    Researchers followed a group of more than 900 adults and found smokers were 2.7 times more likely to develop type 2 diabetes in the next five years than people who had never smoked.

    "We've known for years that smoking causes lung cancer and seriously raises the risk for heart disease," researcher Capri Foy, PhD, of Wake Forest University School of Medicine's Department of Public Health Sciences, says in a news release. "These findings suggest another poor health outcome associated with smoking."

    Smoking Linked to Type 2 Diabetes

    In the study researchers looked at 906 middle-aged adults and calculated how many of them got type 2 diabetes in the following five years.

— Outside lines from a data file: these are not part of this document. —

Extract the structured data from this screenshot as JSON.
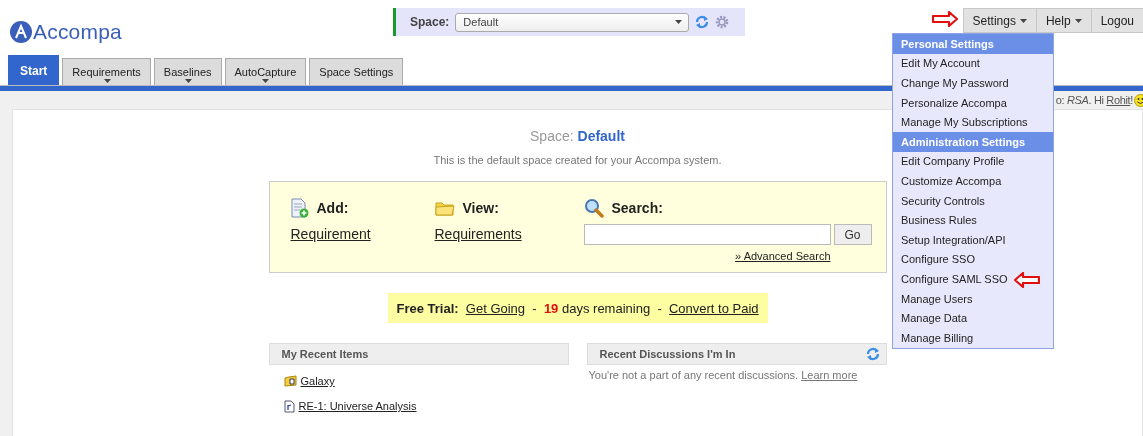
{
  "logo": {
    "text": "Accompa"
  },
  "space_selector": {
    "label": "Space:",
    "value": "Default"
  },
  "top_menu": [
    {
      "label": "Settings",
      "has_caret": true,
      "annotated": true
    },
    {
      "label": "Help",
      "has_caret": true,
      "annotated": false
    },
    {
      "label": "Logou",
      "has_caret": false,
      "annotated": false
    }
  ],
  "tabs": [
    {
      "label": "Start",
      "selected": true,
      "has_caret": false
    },
    {
      "label": "Requirements",
      "selected": false,
      "has_caret": true
    },
    {
      "label": "Baselines",
      "selected": false,
      "has_caret": true
    },
    {
      "label": "AutoCapture",
      "selected": false,
      "has_caret": true
    },
    {
      "label": "Space Settings",
      "selected": false,
      "has_caret": false
    }
  ],
  "greeting": {
    "text": "o: *RSA*. Hi ",
    "user": "Rohit",
    "tail": "!"
  },
  "space_title": {
    "label": "Space:",
    "name": "Default"
  },
  "description": "This is the default space created for your Accompa system.",
  "quick_panel": {
    "add": {
      "title": "Add:",
      "link": "Requirement"
    },
    "view": {
      "title": "View:",
      "link": "Requirements"
    },
    "search": {
      "title": "Search:",
      "button": "Go",
      "advanced": "» Advanced Search"
    }
  },
  "trial": {
    "label": "Free Trial:",
    "link": "Get Going",
    "sep1": "-",
    "days": "19",
    "days_text": "days remaining",
    "sep2": "-",
    "convert": "Convert to Paid"
  },
  "recent_items": {
    "title": "My Recent Items",
    "items": [
      {
        "label": "Galaxy",
        "kind": "folder"
      },
      {
        "label": "RE-1: Universe Analysis",
        "kind": "requirement"
      }
    ]
  },
  "discussions": {
    "title": "Recent Discussions I'm In",
    "message": "You're not a part of any recent discussions.",
    "link": "Learn more"
  },
  "settings_menu": {
    "items": [
      {
        "kind": "header",
        "label": "Personal Settings"
      },
      {
        "kind": "item",
        "label": "Edit My Account",
        "annotated": false
      },
      {
        "kind": "item",
        "label": "Change My Password",
        "annotated": false
      },
      {
        "kind": "item",
        "label": "Personalize Accompa",
        "annotated": false
      },
      {
        "kind": "item",
        "label": "Manage My Subscriptions",
        "annotated": false
      },
      {
        "kind": "header",
        "label": "Administration Settings"
      },
      {
        "kind": "item",
        "label": "Edit Company Profile",
        "annotated": false
      },
      {
        "kind": "item",
        "label": "Customize Accompa",
        "annotated": false
      },
      {
        "kind": "item",
        "label": "Security Controls",
        "annotated": false
      },
      {
        "kind": "item",
        "label": "Business Rules",
        "annotated": false
      },
      {
        "kind": "item",
        "label": "Setup Integration/API",
        "annotated": false
      },
      {
        "kind": "item",
        "label": "Configure SSO",
        "annotated": false
      },
      {
        "kind": "item",
        "label": "Configure SAML SSO",
        "annotated": true
      },
      {
        "kind": "item",
        "label": "Manage Users",
        "annotated": false
      },
      {
        "kind": "item",
        "label": "Manage Data",
        "annotated": false
      },
      {
        "kind": "item",
        "label": "Manage Billing",
        "annotated": false
      }
    ]
  }
}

    The results showed that 25% of current smokers developed type 2 diabetes compared with 14% of people who never smoked. This held true even after adjusting for other potential risk factors for diabetes, such as age, being overweight, and waist size.

    Researchers say the findings suggest that aside from its other proven health risks, cigarette smoking may by itself increase the chance of developing type 2 diabetes.

    The study appears in the October issue of Diabetes Care.

    How Smoking Affects Diabetes

    "There are several possible mechanisms by which smoking may increase a person's risk for developing diabetes," says Foy. "For instance, higher levels of abdominal fat are associated with increased risk of diabetes, and some studies have shown that smokers tend to have more abdominal fat compared to people who have never smoked."

    "Also, many studies have found that increased blood glucose levels, increased insulin levels, and increased blood pressure are all associated with increased risk of diabetes, and active bouts of smoking can produce increases in all three of these factors," says Foy. "What's more, cigarettes contain many poisonous substances along with nicotine, such as cadmium, which has been shown to be associated with diabetes."

    Researchers say more studies are now needed to determine precisely how cigarette smoking affects the risk of type 2 diabetes.

    Today on WebMD

    hands breaking a cigarette
    Is quitting cold turkey an effective method?
    ashtray
    14 tips to get you through the first hard days.
     
    smoking man
    Surprising impacts of tobacco on the body.
    cigarette smoke
    What happens when you kick the habit?
     

    Filtered cigarettes
    ARTICLE
    an array of e cigarettes
    ARTICLE
     
    human heart
    ARTICLE
    Woman experiencing withdrawal symptoms
    ARTICLE
     

    man smoking cigarette
    ARTICLE
    no smoking sign
    VIDEO
     
    Woman ashing cigarette in ashtray
    ARTICLE
    chain watch
    ARTICLE